Work instructions: Locate the word "user" in the entries below, then gather every line that holds it.

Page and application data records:

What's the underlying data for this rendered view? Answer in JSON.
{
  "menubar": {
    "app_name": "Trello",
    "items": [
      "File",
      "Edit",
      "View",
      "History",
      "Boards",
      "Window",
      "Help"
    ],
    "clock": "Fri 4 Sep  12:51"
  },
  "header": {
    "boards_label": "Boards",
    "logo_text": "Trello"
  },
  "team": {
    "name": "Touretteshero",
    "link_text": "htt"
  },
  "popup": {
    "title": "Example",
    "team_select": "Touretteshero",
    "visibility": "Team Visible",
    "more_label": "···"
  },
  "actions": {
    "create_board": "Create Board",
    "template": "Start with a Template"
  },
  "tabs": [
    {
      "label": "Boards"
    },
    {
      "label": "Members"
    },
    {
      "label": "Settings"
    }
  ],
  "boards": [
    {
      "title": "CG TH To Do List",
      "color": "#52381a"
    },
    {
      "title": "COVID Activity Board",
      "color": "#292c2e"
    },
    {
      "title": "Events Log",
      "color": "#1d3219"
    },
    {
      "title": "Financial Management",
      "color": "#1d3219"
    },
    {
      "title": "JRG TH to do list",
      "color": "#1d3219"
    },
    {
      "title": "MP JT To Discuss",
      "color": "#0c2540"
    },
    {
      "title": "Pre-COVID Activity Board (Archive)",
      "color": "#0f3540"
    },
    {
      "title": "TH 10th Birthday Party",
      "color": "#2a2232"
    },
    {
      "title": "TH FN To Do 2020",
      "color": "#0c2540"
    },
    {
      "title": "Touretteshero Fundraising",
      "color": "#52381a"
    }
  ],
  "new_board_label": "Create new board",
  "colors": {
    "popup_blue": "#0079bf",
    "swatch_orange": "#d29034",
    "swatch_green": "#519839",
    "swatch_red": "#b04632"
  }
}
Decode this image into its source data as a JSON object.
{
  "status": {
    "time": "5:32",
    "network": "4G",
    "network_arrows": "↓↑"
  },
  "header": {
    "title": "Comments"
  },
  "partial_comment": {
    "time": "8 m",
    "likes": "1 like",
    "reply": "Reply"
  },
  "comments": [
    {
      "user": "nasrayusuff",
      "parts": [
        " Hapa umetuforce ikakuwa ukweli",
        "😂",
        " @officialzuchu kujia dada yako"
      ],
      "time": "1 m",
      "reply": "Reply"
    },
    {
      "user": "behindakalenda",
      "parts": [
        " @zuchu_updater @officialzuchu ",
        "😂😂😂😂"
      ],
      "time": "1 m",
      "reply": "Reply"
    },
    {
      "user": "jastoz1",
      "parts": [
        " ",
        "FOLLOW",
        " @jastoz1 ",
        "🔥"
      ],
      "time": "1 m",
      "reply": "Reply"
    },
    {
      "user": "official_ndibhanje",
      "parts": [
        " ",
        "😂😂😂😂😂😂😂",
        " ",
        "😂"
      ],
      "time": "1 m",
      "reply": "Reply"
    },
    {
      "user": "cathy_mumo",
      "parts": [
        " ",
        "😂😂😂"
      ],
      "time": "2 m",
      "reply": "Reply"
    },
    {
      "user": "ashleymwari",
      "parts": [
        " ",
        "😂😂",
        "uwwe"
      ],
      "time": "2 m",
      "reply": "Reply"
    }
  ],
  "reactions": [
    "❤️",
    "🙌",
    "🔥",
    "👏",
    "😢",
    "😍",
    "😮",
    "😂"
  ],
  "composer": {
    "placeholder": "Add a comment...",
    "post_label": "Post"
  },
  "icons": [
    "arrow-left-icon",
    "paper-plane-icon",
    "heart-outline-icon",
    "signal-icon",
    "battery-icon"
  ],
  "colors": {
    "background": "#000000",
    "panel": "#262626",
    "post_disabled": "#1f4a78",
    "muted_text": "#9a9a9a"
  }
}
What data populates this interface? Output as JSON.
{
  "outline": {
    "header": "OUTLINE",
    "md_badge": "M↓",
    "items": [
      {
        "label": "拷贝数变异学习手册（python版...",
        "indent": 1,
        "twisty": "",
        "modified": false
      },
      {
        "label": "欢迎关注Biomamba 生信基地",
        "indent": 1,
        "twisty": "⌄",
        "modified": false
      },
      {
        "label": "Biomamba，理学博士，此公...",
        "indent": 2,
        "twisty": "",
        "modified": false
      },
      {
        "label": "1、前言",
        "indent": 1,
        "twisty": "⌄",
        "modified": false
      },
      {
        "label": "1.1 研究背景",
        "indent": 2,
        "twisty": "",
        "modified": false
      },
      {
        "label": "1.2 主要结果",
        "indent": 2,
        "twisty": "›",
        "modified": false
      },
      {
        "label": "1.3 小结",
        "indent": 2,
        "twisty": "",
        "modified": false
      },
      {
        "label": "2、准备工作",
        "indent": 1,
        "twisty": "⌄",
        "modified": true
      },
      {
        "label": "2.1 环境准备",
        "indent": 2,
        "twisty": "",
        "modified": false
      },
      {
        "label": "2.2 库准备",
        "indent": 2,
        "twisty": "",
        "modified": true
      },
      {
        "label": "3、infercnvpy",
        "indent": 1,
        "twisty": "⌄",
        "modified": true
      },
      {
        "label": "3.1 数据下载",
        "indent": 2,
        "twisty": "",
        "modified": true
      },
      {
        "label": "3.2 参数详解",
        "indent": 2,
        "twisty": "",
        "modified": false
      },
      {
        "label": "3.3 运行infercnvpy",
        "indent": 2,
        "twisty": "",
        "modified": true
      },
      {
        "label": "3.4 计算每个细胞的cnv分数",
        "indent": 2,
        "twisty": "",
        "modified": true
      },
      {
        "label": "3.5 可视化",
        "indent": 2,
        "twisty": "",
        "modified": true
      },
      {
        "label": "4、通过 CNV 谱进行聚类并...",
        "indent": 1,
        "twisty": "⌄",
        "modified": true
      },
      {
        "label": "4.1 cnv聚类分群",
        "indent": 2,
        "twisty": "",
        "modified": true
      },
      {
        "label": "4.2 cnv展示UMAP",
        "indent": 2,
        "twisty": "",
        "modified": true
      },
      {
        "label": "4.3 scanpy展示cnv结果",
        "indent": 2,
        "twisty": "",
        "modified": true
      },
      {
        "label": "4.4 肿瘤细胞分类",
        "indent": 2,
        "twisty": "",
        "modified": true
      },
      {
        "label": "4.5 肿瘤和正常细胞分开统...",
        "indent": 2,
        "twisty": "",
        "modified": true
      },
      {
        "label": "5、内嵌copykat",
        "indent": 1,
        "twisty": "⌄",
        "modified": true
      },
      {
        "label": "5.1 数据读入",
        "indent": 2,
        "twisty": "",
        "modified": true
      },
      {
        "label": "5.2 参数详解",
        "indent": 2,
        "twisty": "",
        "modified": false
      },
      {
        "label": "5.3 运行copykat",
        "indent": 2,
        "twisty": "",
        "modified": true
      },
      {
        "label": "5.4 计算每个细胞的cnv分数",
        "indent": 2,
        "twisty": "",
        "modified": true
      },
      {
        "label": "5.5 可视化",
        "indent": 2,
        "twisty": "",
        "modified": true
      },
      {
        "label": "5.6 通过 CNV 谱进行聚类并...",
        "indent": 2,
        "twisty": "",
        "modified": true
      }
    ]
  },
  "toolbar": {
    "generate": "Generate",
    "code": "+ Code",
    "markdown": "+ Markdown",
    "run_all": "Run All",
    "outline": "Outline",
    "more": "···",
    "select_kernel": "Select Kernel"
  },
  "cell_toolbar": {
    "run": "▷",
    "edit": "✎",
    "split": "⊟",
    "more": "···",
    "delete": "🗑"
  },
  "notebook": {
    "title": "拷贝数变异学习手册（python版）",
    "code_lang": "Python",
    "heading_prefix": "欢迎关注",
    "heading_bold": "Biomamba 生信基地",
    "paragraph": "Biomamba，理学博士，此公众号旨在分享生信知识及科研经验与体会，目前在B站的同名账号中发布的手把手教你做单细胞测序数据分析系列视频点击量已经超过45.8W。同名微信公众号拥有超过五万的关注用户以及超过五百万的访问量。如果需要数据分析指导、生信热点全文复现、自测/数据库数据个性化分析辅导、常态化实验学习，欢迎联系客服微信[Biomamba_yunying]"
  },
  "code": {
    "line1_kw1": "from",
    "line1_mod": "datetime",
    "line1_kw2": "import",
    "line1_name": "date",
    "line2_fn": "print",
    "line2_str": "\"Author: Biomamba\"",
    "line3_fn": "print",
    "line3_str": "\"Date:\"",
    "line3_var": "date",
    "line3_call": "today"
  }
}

Solution for this problem:
      "user": "nasrayusuff",
      "user": "behindakalenda",
      "user": "jastoz1",
      "user": "official_ndibhanje",
      "user": "cathy_mumo",
      "user": "ashleymwari",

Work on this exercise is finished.